Cinnamon has been well studied for its effects on blood platelets. One of the components of cinnamon, cinnldehyde, is said to be responsible for potentially preventing unwanted clumping of blood platelets.
Cinnamon can also be put in the category of an anti-inflammatory food because of its ability to lower the release of the inflammatory acid called arachidonic acid.
Research has found that cinnamon has antiseptic properties.
The antimicrobial properties are found to be so effective that they can be used as a replacement to more traditional preservatives.
Blood Sugar Control
Cinnamon can support healthy blood sugar levels. Research shows that cinnamon decreases the rate of movement of food from the stomach to the small intestines. This may explain the lowered blood sugar levels after eating.
A study showed that when rice pudding was sprinkled with 6 grams of cinnamon, the stomach emptying rate lowered thus lowering the blood sugar levels after eating.
A study published in the December 2003 issue of Diabetes Care found those with type 2 diabetes, consuming as little as 1 gram of cinnamon per day were found to have a reduction in blood sugar, triglycerides, LDL (bad) cholesterol, and total cholesterol.
Cinnamon is well known for its antioxidant properties.
Cinnamon's Scent Boosts Brain Function

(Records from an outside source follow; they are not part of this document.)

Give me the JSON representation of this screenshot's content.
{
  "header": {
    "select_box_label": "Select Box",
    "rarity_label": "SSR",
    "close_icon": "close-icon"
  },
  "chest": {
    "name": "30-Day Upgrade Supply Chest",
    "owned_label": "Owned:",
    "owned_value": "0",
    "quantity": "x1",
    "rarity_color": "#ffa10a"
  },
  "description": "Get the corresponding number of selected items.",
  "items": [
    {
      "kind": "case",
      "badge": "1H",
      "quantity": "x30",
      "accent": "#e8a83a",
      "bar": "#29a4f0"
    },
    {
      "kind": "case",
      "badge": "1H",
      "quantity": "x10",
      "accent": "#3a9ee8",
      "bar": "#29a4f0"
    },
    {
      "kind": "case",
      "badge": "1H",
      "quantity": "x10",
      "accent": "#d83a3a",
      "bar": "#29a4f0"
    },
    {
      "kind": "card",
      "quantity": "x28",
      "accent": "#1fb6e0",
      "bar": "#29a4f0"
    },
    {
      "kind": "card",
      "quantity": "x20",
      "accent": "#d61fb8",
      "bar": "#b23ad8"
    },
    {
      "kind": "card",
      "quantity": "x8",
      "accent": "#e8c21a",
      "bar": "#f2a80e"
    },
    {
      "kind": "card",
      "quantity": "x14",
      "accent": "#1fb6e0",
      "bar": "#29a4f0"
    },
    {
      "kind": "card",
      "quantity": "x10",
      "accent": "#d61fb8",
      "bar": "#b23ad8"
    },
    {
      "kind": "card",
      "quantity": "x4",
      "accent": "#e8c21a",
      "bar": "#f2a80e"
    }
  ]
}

A study led by Dr P Zoladz and presented in april 2004, found that chewing cinnamon flavoured chewing gum or just smelling the potent cinnamon aroma improved the study's participants cognitive processing.
Not only does consuming cinnamon improve the body's ability to utilize blood sugar, but just smelling the wonderful odor of this sweet spice boosts brain activity.Originally published on Jun 26, 2015